Rabid Raccoon Found in Island Garage
A rabid raccoon, which found its way into an island garage, was later caught by Animal Control in the marsh behind the family’s Barfield Street home. The raccoon did not bite any person or animal and no one was exposed to rabies.Matt Shiers, Environmental Health Manager for Rabies Prevention for the South Carolina Department of Health and Environmental Resources, confirmed late last week that the raccoon tested positive for rabies.
Rabies is a viral disease that attacks nerve and brain tissue. It is a deadly disease with no cure but a vaccine is available to prevent the disease and is usually administered after exposure. In South Carolina, wild animals account for the highest number of reported rabies cases. Animals that are most likely affected are raccoons, foxes, skunks and bats. Rarely infected are rats, mice, squirrels, rabbits and hamsters.
On Saturday, August 13, Ronda and Bob Schilling and their two children discovered the raccoon crying in a pile of shoes in their garage. Ronda Schilling said she tried to scare the raccoon from the garage by throwing a shoe at it. The raccoon did not respond. “I could tell it was sick,” Schilling said, “It did not respond to loud noises or throwing things.”
After calling Animal Control, the family kept track of the raccoon. It eventually left the garage and weaved along the side of the house, “like it was drunk,” Schilling said. Schilling described the raccoon’s odd behavior: the raccoon sat back on its rump with all four legs out in front if it, made whining and crying noises, began hitting its own stomach and pulling out it own hair.

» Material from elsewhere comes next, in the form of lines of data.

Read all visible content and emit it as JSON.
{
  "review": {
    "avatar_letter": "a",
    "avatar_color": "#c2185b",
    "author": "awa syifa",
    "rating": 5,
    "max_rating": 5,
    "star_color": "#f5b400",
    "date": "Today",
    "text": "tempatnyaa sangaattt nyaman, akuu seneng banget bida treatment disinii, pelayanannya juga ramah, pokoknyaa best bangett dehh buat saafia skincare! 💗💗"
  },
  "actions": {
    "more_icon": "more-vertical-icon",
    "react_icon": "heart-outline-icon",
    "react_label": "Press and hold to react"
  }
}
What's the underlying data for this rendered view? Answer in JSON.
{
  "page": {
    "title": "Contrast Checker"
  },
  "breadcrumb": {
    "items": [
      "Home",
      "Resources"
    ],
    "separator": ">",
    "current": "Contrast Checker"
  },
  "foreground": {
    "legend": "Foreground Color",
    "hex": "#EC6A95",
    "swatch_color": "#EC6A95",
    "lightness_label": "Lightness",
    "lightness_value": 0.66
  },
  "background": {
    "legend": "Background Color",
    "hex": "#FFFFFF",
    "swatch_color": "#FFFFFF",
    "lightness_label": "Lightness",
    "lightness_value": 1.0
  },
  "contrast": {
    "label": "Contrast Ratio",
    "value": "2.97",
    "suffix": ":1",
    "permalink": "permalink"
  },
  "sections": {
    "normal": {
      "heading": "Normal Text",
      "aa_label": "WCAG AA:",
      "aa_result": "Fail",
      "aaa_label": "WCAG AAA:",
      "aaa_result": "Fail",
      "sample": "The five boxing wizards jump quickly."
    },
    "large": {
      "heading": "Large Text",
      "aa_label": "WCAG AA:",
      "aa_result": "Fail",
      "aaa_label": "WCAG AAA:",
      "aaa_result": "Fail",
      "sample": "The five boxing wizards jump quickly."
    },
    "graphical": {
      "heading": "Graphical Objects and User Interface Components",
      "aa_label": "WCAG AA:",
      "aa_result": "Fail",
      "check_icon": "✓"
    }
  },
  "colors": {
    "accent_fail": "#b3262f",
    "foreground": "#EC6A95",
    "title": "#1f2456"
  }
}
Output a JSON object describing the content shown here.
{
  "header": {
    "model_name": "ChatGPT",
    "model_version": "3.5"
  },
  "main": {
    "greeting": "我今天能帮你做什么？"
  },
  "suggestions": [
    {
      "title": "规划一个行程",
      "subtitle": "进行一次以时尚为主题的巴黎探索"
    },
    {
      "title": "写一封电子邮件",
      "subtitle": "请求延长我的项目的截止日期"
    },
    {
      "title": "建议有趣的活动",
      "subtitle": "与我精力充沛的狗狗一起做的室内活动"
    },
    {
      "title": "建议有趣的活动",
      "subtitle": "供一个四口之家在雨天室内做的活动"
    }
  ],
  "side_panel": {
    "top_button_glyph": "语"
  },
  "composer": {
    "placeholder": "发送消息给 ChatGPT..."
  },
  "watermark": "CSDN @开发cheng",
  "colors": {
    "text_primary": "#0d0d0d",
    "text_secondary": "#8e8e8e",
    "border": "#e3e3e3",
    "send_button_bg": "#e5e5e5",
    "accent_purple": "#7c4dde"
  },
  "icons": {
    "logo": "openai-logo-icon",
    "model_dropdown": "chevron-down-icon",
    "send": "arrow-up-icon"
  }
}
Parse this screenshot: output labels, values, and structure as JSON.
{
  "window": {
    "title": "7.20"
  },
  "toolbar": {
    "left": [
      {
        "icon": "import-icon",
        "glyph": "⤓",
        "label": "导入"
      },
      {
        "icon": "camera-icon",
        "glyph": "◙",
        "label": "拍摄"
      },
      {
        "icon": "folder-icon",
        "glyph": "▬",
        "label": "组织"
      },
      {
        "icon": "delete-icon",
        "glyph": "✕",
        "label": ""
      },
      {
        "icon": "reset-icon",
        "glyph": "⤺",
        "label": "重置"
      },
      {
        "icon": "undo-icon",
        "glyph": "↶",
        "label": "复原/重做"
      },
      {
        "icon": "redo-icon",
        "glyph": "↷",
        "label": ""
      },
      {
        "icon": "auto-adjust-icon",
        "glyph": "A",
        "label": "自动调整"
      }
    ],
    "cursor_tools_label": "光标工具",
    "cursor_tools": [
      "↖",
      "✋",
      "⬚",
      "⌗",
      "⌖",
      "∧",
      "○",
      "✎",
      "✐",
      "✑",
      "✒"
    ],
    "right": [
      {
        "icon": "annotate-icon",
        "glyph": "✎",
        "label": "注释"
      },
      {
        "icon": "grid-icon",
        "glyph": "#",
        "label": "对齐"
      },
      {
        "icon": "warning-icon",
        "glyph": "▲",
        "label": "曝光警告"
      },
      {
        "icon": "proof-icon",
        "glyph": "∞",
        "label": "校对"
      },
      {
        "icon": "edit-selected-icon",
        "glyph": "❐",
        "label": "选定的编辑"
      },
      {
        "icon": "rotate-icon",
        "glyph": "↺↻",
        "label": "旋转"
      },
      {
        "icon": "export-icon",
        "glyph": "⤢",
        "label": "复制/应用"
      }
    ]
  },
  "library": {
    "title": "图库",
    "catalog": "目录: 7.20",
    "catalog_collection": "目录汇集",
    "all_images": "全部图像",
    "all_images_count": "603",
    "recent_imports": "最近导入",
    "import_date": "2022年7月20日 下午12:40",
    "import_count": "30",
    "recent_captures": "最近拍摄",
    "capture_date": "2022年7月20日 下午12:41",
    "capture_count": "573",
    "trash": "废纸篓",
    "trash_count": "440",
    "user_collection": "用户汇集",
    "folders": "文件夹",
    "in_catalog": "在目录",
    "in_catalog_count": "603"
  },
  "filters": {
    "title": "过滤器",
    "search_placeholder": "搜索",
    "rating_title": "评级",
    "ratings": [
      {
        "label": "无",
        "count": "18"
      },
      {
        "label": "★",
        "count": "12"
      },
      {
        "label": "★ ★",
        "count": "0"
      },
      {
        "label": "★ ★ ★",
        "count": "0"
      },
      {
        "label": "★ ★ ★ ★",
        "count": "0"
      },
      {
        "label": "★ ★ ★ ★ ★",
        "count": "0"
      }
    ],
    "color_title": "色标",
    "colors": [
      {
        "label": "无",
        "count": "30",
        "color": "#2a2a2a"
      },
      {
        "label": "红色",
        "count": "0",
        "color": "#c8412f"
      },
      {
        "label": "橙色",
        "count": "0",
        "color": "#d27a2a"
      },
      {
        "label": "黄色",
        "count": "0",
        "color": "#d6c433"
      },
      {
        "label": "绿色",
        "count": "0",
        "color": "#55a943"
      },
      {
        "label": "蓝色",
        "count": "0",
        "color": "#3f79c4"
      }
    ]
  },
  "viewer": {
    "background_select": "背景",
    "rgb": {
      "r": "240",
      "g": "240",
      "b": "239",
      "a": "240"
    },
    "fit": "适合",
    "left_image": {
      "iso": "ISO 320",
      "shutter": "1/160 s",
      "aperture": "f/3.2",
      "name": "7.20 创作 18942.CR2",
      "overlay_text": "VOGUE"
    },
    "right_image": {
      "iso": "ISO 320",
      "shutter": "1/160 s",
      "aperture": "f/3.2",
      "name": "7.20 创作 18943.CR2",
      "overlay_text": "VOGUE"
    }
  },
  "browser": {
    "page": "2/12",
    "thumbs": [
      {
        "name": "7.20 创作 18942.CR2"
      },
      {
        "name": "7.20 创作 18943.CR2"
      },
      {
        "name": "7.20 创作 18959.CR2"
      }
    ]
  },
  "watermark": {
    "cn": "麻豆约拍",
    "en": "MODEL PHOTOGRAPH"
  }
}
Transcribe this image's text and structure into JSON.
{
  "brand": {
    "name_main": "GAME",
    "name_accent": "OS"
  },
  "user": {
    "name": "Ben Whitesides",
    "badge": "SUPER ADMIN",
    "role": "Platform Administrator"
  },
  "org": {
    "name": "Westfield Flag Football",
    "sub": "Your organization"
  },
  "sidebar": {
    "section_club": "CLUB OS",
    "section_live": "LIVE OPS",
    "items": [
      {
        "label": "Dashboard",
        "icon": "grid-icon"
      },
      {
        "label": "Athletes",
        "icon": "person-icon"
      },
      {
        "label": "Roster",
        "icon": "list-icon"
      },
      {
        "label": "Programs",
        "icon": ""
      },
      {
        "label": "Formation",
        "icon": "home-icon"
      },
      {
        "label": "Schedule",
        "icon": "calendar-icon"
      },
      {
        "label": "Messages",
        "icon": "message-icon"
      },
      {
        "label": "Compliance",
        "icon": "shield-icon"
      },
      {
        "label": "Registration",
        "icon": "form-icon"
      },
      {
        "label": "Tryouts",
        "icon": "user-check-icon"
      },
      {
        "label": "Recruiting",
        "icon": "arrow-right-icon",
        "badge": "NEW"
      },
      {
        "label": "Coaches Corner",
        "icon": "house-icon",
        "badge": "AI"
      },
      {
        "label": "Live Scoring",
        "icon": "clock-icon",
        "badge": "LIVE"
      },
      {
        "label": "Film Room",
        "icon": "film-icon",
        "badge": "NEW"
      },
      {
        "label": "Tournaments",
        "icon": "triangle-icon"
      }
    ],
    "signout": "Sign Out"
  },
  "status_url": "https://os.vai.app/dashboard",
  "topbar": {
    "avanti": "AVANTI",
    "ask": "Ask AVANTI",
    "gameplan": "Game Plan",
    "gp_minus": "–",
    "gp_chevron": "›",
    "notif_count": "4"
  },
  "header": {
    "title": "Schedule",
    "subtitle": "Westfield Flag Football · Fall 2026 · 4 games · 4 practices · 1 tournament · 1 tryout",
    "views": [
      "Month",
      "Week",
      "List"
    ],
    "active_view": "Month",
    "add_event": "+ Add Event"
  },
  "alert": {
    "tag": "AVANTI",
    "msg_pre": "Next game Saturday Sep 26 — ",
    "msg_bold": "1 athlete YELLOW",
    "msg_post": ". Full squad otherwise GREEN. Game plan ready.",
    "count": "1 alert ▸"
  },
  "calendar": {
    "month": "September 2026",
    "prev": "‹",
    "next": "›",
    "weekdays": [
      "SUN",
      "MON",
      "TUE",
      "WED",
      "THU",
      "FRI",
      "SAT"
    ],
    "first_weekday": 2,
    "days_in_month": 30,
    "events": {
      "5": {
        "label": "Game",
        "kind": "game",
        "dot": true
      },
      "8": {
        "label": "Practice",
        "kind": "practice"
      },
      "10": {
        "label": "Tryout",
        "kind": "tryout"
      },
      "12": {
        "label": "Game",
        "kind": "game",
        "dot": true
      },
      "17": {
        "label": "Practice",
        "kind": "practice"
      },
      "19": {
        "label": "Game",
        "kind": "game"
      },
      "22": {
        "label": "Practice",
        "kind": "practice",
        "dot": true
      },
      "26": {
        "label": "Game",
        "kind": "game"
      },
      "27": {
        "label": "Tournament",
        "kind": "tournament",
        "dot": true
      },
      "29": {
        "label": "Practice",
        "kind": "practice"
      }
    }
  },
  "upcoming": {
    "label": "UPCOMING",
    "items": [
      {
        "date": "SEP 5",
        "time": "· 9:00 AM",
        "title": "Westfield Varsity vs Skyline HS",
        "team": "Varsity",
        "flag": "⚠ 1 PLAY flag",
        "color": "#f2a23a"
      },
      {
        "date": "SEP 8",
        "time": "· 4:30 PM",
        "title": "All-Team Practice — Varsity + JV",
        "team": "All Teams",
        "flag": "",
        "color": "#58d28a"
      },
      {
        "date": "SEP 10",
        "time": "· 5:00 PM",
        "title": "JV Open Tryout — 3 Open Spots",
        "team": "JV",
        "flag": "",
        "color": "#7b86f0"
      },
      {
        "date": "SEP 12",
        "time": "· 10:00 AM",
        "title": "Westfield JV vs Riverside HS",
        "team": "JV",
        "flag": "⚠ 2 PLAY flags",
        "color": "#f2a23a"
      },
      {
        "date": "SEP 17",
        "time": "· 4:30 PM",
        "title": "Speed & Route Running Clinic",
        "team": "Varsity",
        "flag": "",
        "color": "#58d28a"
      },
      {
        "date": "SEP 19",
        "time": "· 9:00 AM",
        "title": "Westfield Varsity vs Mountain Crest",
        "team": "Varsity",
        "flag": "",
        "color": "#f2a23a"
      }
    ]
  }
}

The raccoon made its way back into the edge of the swamp, where Animal Control officers caught it without much effort.
Shiers said that DHEC does not normally test a raccoon that has not bitten anyone but that, in this instance, they tested the raccoon because the Animal Control report their office received was unclear as to whether a person or animal was exposed.
Rabies is endemic throughout the lowcountry, Shiers said. Earlier this summer a rabid fox bit a boy on a playground in West Ashley.
Shiers recommended that pet owners keep their pet’s vaccines current, that people not feed wild animals and that they call animal control if an animal looks like it might be a hazard.
Schilling said that her family often sees raccoons in the marsh and that several baby raccoons were living in a marsh tree earlier this summer.